To the eye of both the painter and the viewer things have the fertile ambivalence of forms bearing in themselves ultimate beauty and entropy at the same time. Such ambivalent forms come from the artist’s peculiar pictorial technique being manual and technological at once. The artist’s eye seems to always be provided with a magnifying glass enhancing its depth. The two-dimensional surface of the painting is a flexible aid helping the artist to convey any formal solution to the viewer’s contemplative space. And so, the work is a place of cognitive exhibition that doesn’t absorb, suck in the viewers, if anything that leads them to take a certain distance, the same distance shown by the artist in the execution of work.

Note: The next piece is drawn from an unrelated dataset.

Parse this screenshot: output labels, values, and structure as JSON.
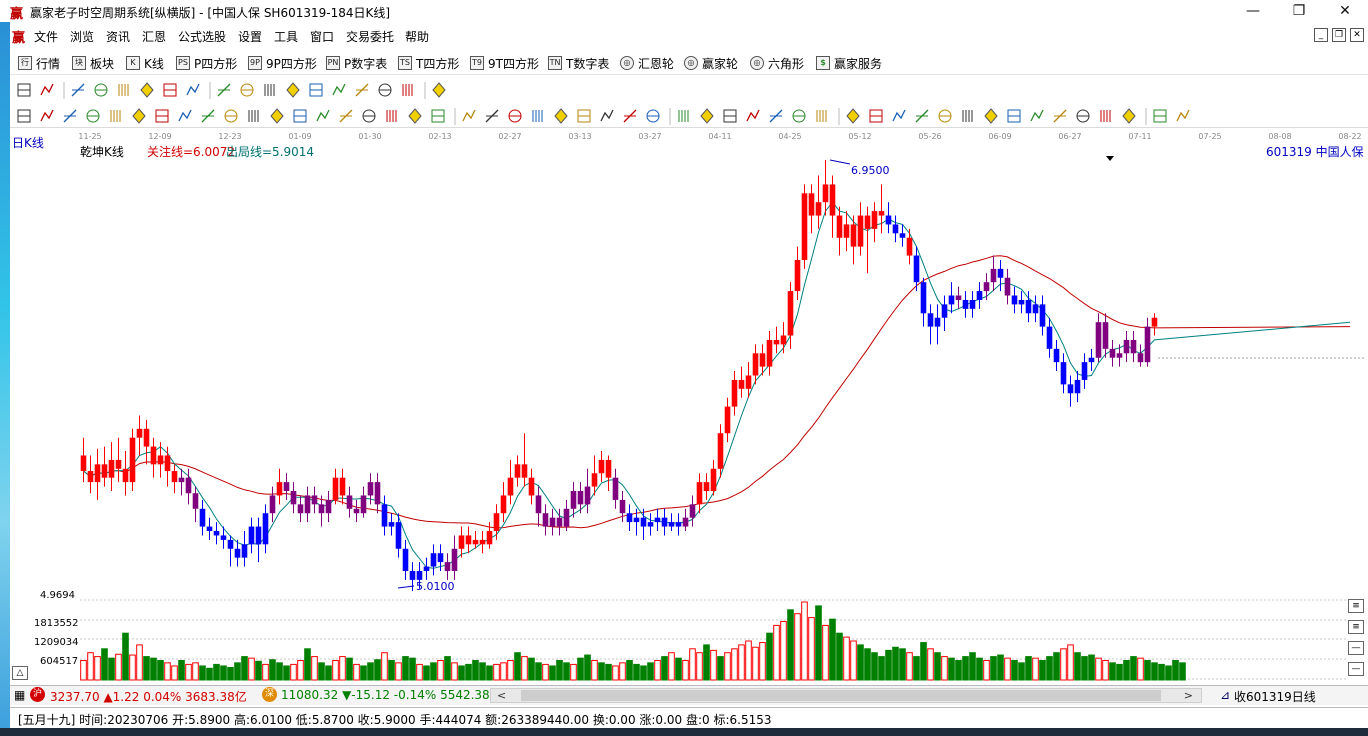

In the artist too there is a distance between ideation and execution. Ideation comes from instant intuitions, but afterwards it needs a lucid analysis. This taking a certain distance finds in Miriam Pace a perfect balance in a creative process where the painter forgets by heart the technique used; the technique itself requires discipline and freedom of execution.
The Sicilian artist clearly shows very personal dislocations and original overlapping forms giving images the pulse of life. Form is the gap between art and life, the subtle Aristotle’s distinction adding to the reality of things the aesthetic counter-reality resulting from the personal imaginary. In this sense, Miriam Pace clearly seems to refer to sociocultural anthropology, but also to be opened up to a different kind of anthropology looking like not a mere constative and statistic one. Her paintings have the power of a cultural nomadism that goes beyond all frontiers, oscillating between East and West. Her galaxies and constellations might be also seen as a proof of the fact that her vision of the world is not neutral, but apt to see the optimism of reason together with the labyrinths of life.
In the end, Miriam Pace belongs to the generation of those young artists who absorbed the cultural inspiration of a positive global universe where identity is not the result of territorial belonging but, rather, the result of access to a virtual place where you can explore apparent and structural reality together. A dynamics of things, life and death together, that only the excellent movement of art can capture, art as existence and survival. For, as Michelangelo junior said in his intense musical performance, “the earth trembles”. Prophetic art that voluntarily chooses the perennial exile of fertile incompleteness, so as to go on being a constant promise of life.
Achille Bonito Oliva